Segment Open
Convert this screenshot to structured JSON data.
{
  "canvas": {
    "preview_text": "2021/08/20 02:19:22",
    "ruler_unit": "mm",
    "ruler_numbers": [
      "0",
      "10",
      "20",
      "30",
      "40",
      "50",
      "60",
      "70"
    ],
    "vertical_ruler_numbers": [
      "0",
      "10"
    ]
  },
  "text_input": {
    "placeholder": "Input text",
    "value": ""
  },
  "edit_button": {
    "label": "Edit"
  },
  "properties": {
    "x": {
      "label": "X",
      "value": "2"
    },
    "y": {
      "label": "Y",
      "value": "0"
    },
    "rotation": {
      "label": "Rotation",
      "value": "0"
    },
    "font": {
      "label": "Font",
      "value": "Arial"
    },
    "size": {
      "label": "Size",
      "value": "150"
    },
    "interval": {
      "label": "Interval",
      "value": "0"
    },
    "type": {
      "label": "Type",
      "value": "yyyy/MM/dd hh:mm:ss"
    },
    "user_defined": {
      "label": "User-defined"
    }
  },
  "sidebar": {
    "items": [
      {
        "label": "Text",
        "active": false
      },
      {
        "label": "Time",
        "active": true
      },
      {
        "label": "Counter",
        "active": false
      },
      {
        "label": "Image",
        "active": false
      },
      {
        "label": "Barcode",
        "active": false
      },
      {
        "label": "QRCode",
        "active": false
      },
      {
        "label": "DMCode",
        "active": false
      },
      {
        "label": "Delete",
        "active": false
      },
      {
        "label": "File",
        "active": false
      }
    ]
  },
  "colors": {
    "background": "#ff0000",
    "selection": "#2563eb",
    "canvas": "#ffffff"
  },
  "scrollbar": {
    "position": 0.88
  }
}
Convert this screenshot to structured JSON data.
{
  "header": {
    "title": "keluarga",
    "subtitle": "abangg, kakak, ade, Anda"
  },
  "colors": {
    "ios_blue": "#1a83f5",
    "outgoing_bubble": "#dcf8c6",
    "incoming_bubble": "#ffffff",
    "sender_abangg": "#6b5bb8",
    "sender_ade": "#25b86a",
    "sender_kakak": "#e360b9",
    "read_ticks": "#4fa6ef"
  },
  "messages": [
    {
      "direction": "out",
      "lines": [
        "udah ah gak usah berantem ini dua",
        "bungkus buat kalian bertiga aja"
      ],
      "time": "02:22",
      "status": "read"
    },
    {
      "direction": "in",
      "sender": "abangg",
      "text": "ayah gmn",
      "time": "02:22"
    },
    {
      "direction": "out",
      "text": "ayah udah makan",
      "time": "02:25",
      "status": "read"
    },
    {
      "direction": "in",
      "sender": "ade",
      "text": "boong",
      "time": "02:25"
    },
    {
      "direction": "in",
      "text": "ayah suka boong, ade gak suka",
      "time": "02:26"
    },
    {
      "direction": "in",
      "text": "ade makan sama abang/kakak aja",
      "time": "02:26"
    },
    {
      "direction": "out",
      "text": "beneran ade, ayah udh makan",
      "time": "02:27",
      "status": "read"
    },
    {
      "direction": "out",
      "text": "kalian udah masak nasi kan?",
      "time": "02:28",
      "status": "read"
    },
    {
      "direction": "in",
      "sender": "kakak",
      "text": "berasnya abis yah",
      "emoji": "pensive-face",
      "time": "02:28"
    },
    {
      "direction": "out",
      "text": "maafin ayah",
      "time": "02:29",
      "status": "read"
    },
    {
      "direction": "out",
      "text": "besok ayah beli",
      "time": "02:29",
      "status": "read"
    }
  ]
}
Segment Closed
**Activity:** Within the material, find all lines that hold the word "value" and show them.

**Response below:**
    "value": ""
      "value": "2"
      "value": "0"
      "value": "0"
      "value": "Arial"
      "value": "150"
      "value": "0"
      "value": "yyyy/MM/dd hh:mm:ss"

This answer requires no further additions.